A bayou (pronounced or ) is a small, slow-moving stream or creek, or a lake or pool (bayou lake) that lies in an abandoned channel of a stream. Bayous are usually located in relatively flat, low-lying areas, for example, in the Mississippi River delta region of the southern United States. A bayou is frequently a slackwater anabranch or minor braid of a braided channel, that is moving with less velocity than the mainstem. Many bayous are the home of crawfish, certain species of shrimp, other shellfish, and catfish.
The word was first used by the English in Louisiana and is thought to originate from the Choctaw word bayuk, which means "small stream." The first settlements of Acadians in southern Louisiana were near Bayou Lafourche and Bayou des Ecores, which led to a close association of the bayou with Cajun culture.
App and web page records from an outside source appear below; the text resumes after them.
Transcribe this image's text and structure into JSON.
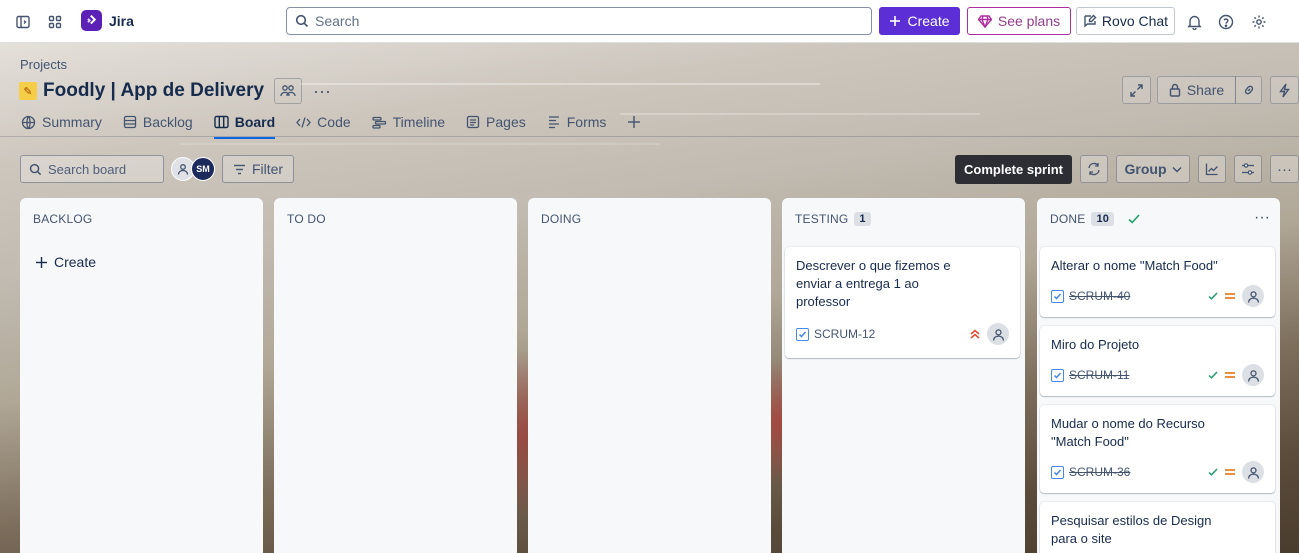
{
  "topbar": {
    "app_name": "Jira",
    "search_placeholder": "Search",
    "create_label": "Create",
    "plans_label": "See plans",
    "rovo_label": "Rovo Chat"
  },
  "project": {
    "breadcrumb": "Projects",
    "title": "Foodly | App de Delivery",
    "share_label": "Share"
  },
  "tabs": [
    {
      "label": "Summary",
      "icon": "globe-icon"
    },
    {
      "label": "Backlog",
      "icon": "list-icon"
    },
    {
      "label": "Board",
      "icon": "board-icon",
      "active": true
    },
    {
      "label": "Code",
      "icon": "code-icon"
    },
    {
      "label": "Timeline",
      "icon": "timeline-icon"
    },
    {
      "label": "Pages",
      "icon": "pages-icon"
    },
    {
      "label": "Forms",
      "icon": "forms-icon"
    }
  ],
  "toolbar": {
    "search_placeholder": "Search board",
    "avatar_initials": "SM",
    "filter_label": "Filter",
    "complete_sprint_label": "Complete sprint",
    "group_label": "Group"
  },
  "columns": [
    {
      "title": "BACKLOG",
      "create_label": "Create"
    },
    {
      "title": "TO DO"
    },
    {
      "title": "DOING"
    },
    {
      "title": "TESTING",
      "count": "1"
    },
    {
      "title": "DONE",
      "count": "10"
    }
  ],
  "cards": {
    "testing": [
      {
        "title": "Descrever o que fizemos e enviar a entrega 1 ao professor",
        "key": "SCRUM-12",
        "priority": "high"
      }
    ],
    "done": [
      {
        "title": "Alterar o nome \"Match Food\"",
        "key": "SCRUM-40",
        "priority": "medium"
      },
      {
        "title": "Miro do Projeto",
        "key": "SCRUM-11",
        "priority": "medium"
      },
      {
        "title": "Mudar o nome do Recurso \"Match Food\"",
        "key": "SCRUM-36",
        "priority": "medium"
      },
      {
        "title": "Pesquisar estilos de Design para o site"
      }
    ]
  },
  "colors": {
    "brand": "#5c2fd6",
    "accent_link": "#0c66e4",
    "done_check": "#22a06b",
    "priority_medium": "#e2740e",
    "priority_high": "#e34935"
  }
}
Bayou Country is most closely associated with Cajun and Creole cultural groups native to the Gulf Coast region generally stretching from Houston, Texas, to Mobile, Alabama, with its center in New Orleans, Louisiana.
An alternate spelling "buyou" has also been used, as in the "Pine Buyou" used in a description by Congress in 1833 of Arkansas Territory.
Bayous are often the setting of horror movies since they are commonly seen as spooky and mysterious. Some famous horror movies that are associated or take place in bayous include The Skeleton Key, Hatchet, and The Reaping.